Because you could also have said: I don't want to do military service, so I am leaving and going to live abroad...
Yes, of course, but what I wanted was to change society, I wanted to be a revolutionary, I wasn't interested in spending my life as a vegetable, like a pretty flower.

What did you do when you came out of prison? How did you continue the fight?
When I came back from the Sahara I worked with Justice and Peace, on a campaign for conscientious objection and the establishment of community service, and we collected signatures. We collected around 900, and we presented them to the Church and to the government. I also gave talks all over Spain, and I was able to get in touch with a lot of people. That is how we created a group which began the Can Serra campaign, in l'Hospitalet. When Franco died, all sorts of people started to be conscientious objectors. Those support groups were the seedbed for the rejection movement. I squatted for two years at Gallecs, a rural area threatened by urban development, and then I became a teacher in Caldes de Montbui, where I settled down a bit. But I carried on giving talks and providing support to the conscientous objection movement: I visited them in prison and picked them up when they came out, I wrote to them... And I did that until 2002, when compulsory military service ended. But we didn't have any time to celebrate it, because the Iraq war led to the Aturem La Guerra (Stop The War) campaign, demonstrations for disarmament ... I've participated in everything that I can.

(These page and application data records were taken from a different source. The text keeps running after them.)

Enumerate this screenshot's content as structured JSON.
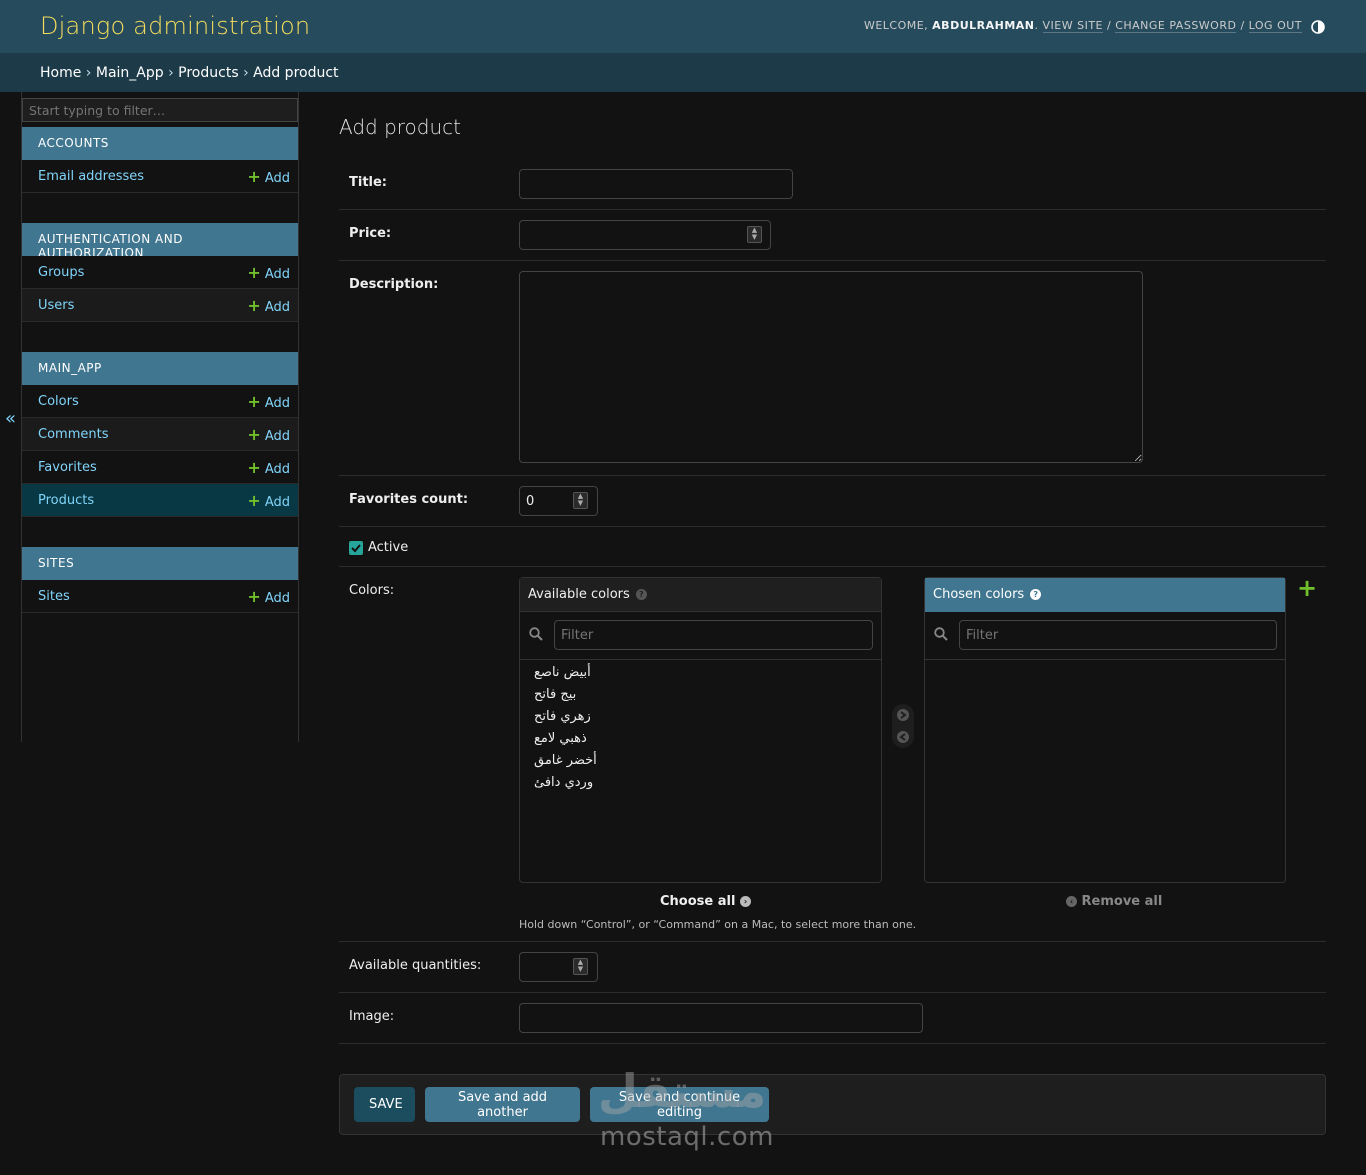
{
  "header": {
    "brand": "Django administration",
    "welcome": "WELCOME, ",
    "username": "ABDULRAHMAN",
    "view_site": "VIEW SITE",
    "change_password": "CHANGE PASSWORD",
    "log_out": "LOG OUT",
    "theme_icon": "contrast-icon"
  },
  "breadcrumb": {
    "home": "Home",
    "app": "Main_App",
    "model": "Products",
    "current": "Add product",
    "separator": "›"
  },
  "sidebar": {
    "filter_placeholder": "Start typing to filter…",
    "collapse_glyph": "«",
    "add_label": "Add",
    "modules": [
      {
        "caption": "ACCOUNTS",
        "models": [
          "Email addresses"
        ]
      },
      {
        "caption": "AUTHENTICATION AND AUTHORIZATION",
        "models": [
          "Groups",
          "Users"
        ]
      },
      {
        "caption": "MAIN_APP",
        "models": [
          "Colors",
          "Comments",
          "Favorites",
          "Products"
        ]
      },
      {
        "caption": "SITES",
        "models": [
          "Sites"
        ]
      }
    ],
    "selected_model": "Products"
  },
  "form": {
    "title": "Add product",
    "fields": {
      "title_label": "Title:",
      "price_label": "Price:",
      "description_label": "Description:",
      "favorites_label": "Favorites count:",
      "favorites_value": "0",
      "active_label": "Active",
      "active_checked": true,
      "colors_label": "Colors:",
      "quantities_label": "Available quantities:",
      "image_label": "Image:"
    },
    "colors_widget": {
      "available_title": "Available colors",
      "chosen_title": "Chosen colors",
      "filter_placeholder": "Filter",
      "available_options": [
        "أبيض ناصع",
        "بيج فاتح",
        "زهري فاتح",
        "ذهبي لامع",
        "أخضر غامق",
        "وردي دافئ"
      ],
      "chosen_options": [],
      "choose_all": "Choose all",
      "remove_all": "Remove all",
      "help": "Hold down “Control”, or “Command” on a Mac, to select more than one."
    },
    "buttons": {
      "save": "SAVE",
      "save_add_another": "Save and add another",
      "save_continue": "Save and continue editing"
    }
  },
  "watermark": {
    "logo_text": "مستقل",
    "url_text": "mostaql.com"
  },
  "colors": {
    "header_bg": "#264b5d",
    "breadcrumb_bg": "#1c3a48",
    "module_caption_bg": "#417690",
    "brand_text": "#f5dd5d",
    "link": "#81d4fa",
    "add_plus": "#70bf2b",
    "page_bg": "#121212"
  }
}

So nonviolence is still a tool for change and pressure...
Of course. A short time ago, for example, I read an article by Manuel Castells, which said that in order to achieve independence in Catalonia, civil disobedience was the only alternative left.

And what form would that disobedience take in order to be effective?
A general strike; as well as not paying taxes, creating parallel structures for self-government... You would have to think about it very carefully. They are long term struggles. But look what happened in Tunisia. It's like the existence of the army. Armies are useless, because they can't defend us from anything. But there is no parliamentary political party advocating the abolition of armies. Some day, someone will realise that all this military spending is ridiculous. With a quarter of what the world spends on arms, we could solve hunger, poverty, housing ... People will see the light one day, but it won't happen just like that. Here in Catalonia, [Joan] Carretero's party has proposed creating a Catalan army and that made my hair stand on end. All military ideology is based on deceit. That we have to protect the southern frontier; but the Spanish Government is giving arms to Morocco!

What would be the alternative to armies?
When we talk about abolishing armies, it sounds like a negative idea. The positive proposal would be to create a nonviolent Civilian Service or peace force. In a conflict, we only have the Army that can get involved, and that makes the conflict worse. We need people who are trained in mediation, negotiation and arbitration. Obviously, we need to continue the debate: we know a lot about violence, but we're all learning about nonviolence. Violence is highly mythologised, and violence leads to nothing more than destruction, your own and that of the others. Just look at the atomic bomb. Catalonia could be a pioneer in this area: why don't we create a parallel diplomatic corps, for mediation, like Norway and Sweden have?